Palomar Guide

The Site

A beautiful 26 acre site near the top of Palomar mountain. The land is steep, undisturbed, and covered in fir, oak, pine and cedar trees and wildflowers. Almost exactly a mile in elevation, with deer, foxes, bobcats, coyotes and squirrels. On a clear night you can see the lights on the Coronado Bridge, almost fifty miles to the south.

Getting There

Palomar Mountain is 1.5 hours from downtown San Diego. From San Diego take Interstate 15 north to Highway 76 East. After about 20 miles the road makes a “Y” and you should go left, following signs to Palomar Mountain. The road may be called Palomar Mountain Road, South Grade Road or County Highway S6, depending on the map. The dirt access road is on the left, immediately before mile marker 47.4 and shortly after the 5000 foot elevation marker. If you reach the intersection with S7 / East Grade Road then you have gone approximately one half mile too far. The entrance to the access road from South Grade Road is shown in Figure 2. This picture is facing down the mountain (south southwest) so you will be approaching facing the opposite direction. The access road has a green gate.

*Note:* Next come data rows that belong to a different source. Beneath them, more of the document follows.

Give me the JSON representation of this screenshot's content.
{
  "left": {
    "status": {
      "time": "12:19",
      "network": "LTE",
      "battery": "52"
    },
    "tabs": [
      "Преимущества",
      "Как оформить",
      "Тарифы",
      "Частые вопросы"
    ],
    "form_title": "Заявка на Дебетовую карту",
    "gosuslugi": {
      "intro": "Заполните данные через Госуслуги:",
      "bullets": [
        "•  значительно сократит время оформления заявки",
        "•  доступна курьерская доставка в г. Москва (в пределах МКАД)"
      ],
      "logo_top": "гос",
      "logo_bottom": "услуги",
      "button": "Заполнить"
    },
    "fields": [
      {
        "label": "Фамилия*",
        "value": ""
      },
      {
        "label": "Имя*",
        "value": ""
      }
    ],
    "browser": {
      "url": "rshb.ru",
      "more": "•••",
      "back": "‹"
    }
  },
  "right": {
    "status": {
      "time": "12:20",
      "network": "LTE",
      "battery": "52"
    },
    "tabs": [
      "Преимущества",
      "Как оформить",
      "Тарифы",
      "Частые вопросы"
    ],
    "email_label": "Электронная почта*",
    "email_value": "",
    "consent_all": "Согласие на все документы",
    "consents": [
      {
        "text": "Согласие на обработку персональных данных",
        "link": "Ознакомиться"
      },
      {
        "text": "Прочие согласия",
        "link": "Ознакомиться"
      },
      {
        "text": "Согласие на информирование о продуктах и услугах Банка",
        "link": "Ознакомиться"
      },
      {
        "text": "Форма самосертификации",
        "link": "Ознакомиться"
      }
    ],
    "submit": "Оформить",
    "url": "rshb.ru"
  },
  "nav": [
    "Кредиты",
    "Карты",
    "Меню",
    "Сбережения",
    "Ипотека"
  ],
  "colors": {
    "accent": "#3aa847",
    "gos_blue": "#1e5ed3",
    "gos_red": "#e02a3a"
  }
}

Above is a picture of South Grade Road and the access road, taken facing south southwest (down the mountain).

Below is an annotated map of part of Palomar Mountain. The intersection of South Grade Road / County Highway S6 and East Grade Road / County Highway S7 is shown in the right hand side of the figure. The red line is the dirt access road, and the gate off of South Grade Road is shown as a purple line. The green tent is the camping area and the blue lines are the approximate boundaries of the property. View the map here:

The first third of the access road is well graded and is passable by all vehicles unless there is snow. The second half is much more steep and the condition varies. Two wheel drive can make it, but ground clearance (SUV or truck) is required. The yellow square in Figure 3 marks the best parking area for cars that can’t make the last part of the trip in. This is Brett Hulbert’s property, and he has given us permission to park there. Currently (4/2017) there is quite a bit of construction equipment in this area. From the parking area to the camping area is about a pleasant though at times steep 10-15 minute hike.

The access road forks a few times - generally stay to the right, but sometimes straight. The best plan is to call from the gate your first time up and get guided in. Also, if you call from the gate and have a car then I can meet you with a truck and help shuttle your camping stuff in.

Important Gate Lock Notes: All locks on the gate must be locked in series, such that opening any of the locks allows access. The lock we use is a bit janky, so to close it properly the key must be in, then the lock closed, then the key removed. Check it.


There is a small cabin, an outhouse, a picnic table, and a fire pit, but no power and no water. There are basic supplies like plates, a bed, desk, couches, etc. It is best to bring everything you need! Some suggestions for things to bring include water, food, warm clothes, sunscreen, bug spray. Things not to bring include dogs, shitty people, and firewood (there is loads up there). Please ask before bringing firearms or children.

Some cell phones do work at the camping site (Verizon and AT&T seem ok, Virgin is iffy and Sprint is a no), but reception can be spotty elsewhere on the mountain. The one trouble spot to be aware of is at the gate - sometimes you will need to hike up the dirt access road a bit to get a strong signal.

Never leave food, food scraps or water in or around the cabin, as it attracts rodents. Please lock all doors and windows when leaving. If anything is needs repair, please let me (Colin) know.


The property is at one mile elevation, and weather on the mountain is often very different than it in San Diego. It snows. Especially in the spring and fall the weather can be highly variable. This site seems to have the most accurate predictions:

Other Notes

  • The nearest neighbor is Brent Hulbert, and he is up there most of the time. Those without a high ground clearance vehicle park on his land. Please be respectful. He is retired from the San Diego police department and lives on the mountain full time.
  • Palomar mountain loves to burn. In 1988 wildfires claimed the original cabin. The trailer that replaced it burnt in the 2007 fires. There is a fire pit, but please be extremely careful with fires!
  • Depending on the season, there can be poison oak. Quite a bit on the rocks to the east of the cabin (2012). Don't touch it.
  • Downshift going down the mountain to avoid overheating your brakes.

Nearby Attractions

The Palomar observatory is five miles from my parents' land, and is home to the 200 inch Hale telescope, the world's largest from 1949 to 1992. It is still operational and tour information is here:

Mother’s Kitchen is at the intersection of South Grade Road / County Highway S6 and East Grade Road / County Highway S7 (under a mile from the property), and is a pretty impressive vegetarian restaurant. There is also a general store there.

What Can You See From Up There?

Figure 4: Annotated view from a nearby webcam.

Figure 5: Can you see your house from the cabin? The red shaded areas are the viewshed from the exact location of the cabin.